Members of the San Francisco Taxi Workers Association carry signs at a rally at Uber headquarters in San Francisco, California, June 22, 2015. The taxi drivers, contracted by Uber, wanted employee status and benefits.

Popular online ride-hailing company Uber Thursday settled two major class-action lawsuits that will allow the company to keep its business model intact by continuing to classify its drivers as independent contractors.

The settlement was announced by Uber and the plaintiffs, who sought employee status and the benefits that come along with it.

Settlement of the lawsuits, filed in California and Massachusetts, will cost Uber as much as $100 million. Uber must pay $84 million to the plaintiffs and an additional $16 million if the company goes public and meets certain business goals.

In a concession to the plaintiffs, the drivers will be able to display signs in their vehicles that say, "Tips are not included" in the fare and that tips are welcome.

Uber also agreed to improve the way it communicates with its drivers about ratings and termination, and allow arbitration over such matters.
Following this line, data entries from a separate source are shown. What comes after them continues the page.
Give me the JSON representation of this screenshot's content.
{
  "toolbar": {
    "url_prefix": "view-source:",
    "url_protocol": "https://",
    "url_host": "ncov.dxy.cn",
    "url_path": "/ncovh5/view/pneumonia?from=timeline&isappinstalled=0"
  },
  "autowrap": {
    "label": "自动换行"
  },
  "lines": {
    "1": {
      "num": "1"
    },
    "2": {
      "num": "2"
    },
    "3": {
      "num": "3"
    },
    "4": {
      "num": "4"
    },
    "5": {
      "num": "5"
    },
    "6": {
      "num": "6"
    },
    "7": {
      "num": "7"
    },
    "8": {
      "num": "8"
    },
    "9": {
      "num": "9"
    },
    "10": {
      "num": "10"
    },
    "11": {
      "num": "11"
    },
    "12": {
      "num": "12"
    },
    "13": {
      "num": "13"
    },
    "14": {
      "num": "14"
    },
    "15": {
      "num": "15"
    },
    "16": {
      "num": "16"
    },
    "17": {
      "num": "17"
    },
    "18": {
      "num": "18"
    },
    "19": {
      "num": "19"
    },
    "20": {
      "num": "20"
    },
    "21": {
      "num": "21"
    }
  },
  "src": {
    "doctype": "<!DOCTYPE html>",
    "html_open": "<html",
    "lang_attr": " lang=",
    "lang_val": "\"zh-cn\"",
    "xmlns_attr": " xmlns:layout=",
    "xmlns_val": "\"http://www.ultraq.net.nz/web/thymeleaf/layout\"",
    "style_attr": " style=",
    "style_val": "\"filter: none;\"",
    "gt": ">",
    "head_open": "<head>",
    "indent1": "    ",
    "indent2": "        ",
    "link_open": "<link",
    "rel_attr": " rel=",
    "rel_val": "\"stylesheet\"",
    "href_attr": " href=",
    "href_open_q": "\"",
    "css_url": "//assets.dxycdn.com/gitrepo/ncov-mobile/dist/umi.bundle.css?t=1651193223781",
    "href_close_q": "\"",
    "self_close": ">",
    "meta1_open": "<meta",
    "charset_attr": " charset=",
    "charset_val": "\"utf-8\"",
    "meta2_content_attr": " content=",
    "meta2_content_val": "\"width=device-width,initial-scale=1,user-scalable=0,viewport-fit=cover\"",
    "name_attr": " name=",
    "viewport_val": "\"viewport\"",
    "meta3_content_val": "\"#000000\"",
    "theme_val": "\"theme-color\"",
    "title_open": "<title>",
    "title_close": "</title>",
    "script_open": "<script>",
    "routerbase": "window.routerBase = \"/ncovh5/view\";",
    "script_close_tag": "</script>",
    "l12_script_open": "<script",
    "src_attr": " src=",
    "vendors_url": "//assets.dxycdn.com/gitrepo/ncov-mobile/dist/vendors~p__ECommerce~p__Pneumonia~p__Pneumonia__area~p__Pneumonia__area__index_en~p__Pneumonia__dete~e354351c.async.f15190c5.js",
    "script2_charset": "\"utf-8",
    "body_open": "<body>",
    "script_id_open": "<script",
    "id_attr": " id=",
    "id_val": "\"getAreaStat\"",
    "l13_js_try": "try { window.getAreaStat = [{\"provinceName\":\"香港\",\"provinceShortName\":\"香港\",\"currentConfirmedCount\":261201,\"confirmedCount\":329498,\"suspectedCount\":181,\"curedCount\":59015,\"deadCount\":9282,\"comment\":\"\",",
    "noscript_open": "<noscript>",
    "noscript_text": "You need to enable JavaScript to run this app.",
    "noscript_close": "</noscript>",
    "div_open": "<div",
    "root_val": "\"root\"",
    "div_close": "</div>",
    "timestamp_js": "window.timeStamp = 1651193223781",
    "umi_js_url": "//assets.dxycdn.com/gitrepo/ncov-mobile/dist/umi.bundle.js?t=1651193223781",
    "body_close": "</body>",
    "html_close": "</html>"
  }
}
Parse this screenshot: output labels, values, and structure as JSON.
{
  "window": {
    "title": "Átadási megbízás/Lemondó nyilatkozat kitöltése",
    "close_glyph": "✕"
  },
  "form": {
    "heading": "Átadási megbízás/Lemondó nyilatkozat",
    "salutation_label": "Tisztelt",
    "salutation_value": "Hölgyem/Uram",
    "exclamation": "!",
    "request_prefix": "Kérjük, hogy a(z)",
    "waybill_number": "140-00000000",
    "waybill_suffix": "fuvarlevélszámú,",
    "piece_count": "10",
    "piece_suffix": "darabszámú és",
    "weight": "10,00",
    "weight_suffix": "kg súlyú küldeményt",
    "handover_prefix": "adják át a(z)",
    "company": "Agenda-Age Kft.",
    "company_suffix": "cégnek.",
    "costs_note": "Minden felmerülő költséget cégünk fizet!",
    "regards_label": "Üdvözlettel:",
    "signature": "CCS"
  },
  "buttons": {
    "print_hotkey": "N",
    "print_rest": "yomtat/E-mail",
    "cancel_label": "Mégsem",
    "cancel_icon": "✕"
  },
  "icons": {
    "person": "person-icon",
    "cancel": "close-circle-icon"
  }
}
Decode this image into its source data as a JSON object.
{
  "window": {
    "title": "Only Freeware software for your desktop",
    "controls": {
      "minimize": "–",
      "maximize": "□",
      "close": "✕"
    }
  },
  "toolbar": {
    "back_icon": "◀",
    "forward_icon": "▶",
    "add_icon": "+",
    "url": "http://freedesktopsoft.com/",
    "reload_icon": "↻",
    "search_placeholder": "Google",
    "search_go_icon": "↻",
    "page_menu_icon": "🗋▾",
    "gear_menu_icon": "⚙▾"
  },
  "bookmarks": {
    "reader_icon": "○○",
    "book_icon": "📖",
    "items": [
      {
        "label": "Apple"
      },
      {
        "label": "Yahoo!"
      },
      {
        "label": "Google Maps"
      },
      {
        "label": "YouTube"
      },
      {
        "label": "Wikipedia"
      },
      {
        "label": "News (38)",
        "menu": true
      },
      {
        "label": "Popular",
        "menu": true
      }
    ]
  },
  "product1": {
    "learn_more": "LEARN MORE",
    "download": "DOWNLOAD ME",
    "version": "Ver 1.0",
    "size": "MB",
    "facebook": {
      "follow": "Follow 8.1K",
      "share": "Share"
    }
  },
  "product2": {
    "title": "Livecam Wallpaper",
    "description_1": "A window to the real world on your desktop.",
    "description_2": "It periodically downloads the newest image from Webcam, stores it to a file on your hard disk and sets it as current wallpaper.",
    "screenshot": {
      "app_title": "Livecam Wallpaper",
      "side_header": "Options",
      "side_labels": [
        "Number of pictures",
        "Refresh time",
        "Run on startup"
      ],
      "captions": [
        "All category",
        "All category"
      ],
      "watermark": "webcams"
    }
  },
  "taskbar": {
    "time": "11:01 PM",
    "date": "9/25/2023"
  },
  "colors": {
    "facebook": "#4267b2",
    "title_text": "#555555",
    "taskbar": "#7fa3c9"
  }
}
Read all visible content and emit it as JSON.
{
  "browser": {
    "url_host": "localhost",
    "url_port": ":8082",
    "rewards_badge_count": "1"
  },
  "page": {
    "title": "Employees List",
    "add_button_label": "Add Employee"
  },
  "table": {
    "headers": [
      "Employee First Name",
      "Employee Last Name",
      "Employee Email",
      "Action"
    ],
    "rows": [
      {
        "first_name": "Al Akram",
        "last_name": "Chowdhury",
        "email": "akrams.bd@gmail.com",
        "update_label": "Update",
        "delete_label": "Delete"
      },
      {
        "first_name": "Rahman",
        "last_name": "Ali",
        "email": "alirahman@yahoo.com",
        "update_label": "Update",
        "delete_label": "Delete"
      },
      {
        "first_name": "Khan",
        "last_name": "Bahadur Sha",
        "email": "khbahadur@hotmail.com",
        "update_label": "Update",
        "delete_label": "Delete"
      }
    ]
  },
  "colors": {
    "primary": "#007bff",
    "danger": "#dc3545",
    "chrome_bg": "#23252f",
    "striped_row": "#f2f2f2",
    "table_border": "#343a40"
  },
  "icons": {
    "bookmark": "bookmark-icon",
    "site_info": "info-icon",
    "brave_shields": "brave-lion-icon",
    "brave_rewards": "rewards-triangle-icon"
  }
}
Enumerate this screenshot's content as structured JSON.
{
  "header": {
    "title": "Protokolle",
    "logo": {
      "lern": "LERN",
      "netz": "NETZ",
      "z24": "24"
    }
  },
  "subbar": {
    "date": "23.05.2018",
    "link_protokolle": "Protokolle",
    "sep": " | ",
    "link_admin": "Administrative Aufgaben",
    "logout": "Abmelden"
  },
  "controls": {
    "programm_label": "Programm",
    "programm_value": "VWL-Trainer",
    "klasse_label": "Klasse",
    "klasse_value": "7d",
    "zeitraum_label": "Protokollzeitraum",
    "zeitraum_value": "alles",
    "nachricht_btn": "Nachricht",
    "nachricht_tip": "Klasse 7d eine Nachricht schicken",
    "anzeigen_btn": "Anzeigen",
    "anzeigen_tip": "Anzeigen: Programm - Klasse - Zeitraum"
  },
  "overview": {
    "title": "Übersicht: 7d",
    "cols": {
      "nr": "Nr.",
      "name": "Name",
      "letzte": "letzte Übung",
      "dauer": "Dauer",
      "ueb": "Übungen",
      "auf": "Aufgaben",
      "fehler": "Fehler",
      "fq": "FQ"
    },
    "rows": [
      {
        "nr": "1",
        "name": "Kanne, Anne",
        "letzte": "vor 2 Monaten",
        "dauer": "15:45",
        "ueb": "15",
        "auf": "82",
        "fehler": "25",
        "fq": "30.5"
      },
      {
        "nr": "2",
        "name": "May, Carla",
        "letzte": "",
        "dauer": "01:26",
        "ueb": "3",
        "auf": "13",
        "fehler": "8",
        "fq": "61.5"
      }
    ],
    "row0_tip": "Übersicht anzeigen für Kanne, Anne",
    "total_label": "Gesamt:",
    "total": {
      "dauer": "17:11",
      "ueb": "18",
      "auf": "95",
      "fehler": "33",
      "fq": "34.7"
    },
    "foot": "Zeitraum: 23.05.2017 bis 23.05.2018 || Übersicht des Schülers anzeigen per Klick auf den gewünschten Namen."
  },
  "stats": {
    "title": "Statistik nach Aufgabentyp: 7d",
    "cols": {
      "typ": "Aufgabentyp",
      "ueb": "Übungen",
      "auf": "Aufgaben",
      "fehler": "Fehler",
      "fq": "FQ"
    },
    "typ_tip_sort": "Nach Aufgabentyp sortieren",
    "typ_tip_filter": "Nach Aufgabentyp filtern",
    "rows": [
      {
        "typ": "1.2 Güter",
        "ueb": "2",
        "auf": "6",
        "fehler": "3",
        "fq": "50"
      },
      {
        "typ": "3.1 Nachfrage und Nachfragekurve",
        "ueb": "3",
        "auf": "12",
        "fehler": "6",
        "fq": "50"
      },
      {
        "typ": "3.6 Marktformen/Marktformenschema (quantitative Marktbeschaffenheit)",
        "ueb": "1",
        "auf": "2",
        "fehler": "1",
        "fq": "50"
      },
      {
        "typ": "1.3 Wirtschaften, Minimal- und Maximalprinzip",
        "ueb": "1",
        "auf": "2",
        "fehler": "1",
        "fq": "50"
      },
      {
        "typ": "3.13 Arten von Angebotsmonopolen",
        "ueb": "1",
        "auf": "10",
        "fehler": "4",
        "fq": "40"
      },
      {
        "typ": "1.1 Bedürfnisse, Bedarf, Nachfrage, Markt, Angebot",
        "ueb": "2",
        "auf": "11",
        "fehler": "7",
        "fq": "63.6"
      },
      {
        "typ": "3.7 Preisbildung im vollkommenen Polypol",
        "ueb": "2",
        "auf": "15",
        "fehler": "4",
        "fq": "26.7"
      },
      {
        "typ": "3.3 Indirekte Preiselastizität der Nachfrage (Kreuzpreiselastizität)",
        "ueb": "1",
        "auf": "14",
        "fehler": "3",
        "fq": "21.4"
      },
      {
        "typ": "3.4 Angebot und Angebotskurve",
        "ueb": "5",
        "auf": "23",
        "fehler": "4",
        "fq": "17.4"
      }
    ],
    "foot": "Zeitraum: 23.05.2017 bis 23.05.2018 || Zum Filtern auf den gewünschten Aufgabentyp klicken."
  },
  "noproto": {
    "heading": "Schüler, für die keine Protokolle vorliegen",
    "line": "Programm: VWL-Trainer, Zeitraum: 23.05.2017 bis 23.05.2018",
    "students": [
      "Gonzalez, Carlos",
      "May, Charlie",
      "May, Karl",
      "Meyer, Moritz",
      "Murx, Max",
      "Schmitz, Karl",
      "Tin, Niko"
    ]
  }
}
Prior to the settlement, Uber could dismiss drivers without explanation.

The drivers represented in the lawsuits, roughly 385,000 in all, will also be allowed to form associations in both states.

Despite Uber's concessions, the transportation company avoids the higher costs associated with hiring full-time workers.

The settlement puts the two largest lawsuits behind Uber, which faces litigation in other states such as Arizona and Florida.

The settlement was filed in the U.S. District Court in the Northern District of California.